● **RAW DATA**:
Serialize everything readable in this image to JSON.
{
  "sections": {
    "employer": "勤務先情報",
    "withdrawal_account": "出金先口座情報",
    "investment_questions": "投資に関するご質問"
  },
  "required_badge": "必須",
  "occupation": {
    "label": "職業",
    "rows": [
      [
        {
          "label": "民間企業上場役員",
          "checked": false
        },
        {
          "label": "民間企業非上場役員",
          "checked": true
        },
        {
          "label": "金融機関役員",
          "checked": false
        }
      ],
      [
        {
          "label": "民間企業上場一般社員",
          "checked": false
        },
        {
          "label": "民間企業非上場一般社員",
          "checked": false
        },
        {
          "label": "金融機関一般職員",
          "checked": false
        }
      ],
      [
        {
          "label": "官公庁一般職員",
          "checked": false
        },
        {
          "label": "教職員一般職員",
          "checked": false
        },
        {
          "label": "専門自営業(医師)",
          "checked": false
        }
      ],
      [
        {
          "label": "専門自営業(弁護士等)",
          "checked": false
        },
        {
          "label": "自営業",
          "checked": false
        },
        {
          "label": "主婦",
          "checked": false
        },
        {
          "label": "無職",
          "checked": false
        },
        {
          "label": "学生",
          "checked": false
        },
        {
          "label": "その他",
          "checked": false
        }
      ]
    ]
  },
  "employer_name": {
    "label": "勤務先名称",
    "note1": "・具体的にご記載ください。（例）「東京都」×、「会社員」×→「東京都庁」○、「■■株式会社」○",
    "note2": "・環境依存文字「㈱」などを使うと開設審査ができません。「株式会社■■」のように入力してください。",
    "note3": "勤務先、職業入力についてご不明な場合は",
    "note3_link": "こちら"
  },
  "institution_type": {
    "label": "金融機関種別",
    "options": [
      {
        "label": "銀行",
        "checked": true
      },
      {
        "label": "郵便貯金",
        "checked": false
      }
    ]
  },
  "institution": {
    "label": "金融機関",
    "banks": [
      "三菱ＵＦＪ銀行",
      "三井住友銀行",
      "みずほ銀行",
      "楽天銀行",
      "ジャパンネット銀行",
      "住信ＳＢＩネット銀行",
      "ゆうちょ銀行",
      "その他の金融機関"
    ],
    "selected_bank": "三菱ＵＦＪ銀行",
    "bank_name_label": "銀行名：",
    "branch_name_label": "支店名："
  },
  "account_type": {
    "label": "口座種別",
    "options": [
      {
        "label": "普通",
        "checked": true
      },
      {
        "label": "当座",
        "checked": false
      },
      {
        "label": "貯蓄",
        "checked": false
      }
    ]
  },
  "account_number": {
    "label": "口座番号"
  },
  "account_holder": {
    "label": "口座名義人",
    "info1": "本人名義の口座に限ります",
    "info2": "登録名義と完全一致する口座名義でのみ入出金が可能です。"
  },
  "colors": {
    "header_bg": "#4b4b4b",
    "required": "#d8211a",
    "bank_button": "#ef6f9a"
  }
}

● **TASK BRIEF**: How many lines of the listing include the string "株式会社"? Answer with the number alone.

● **ANSWER BOX**: 2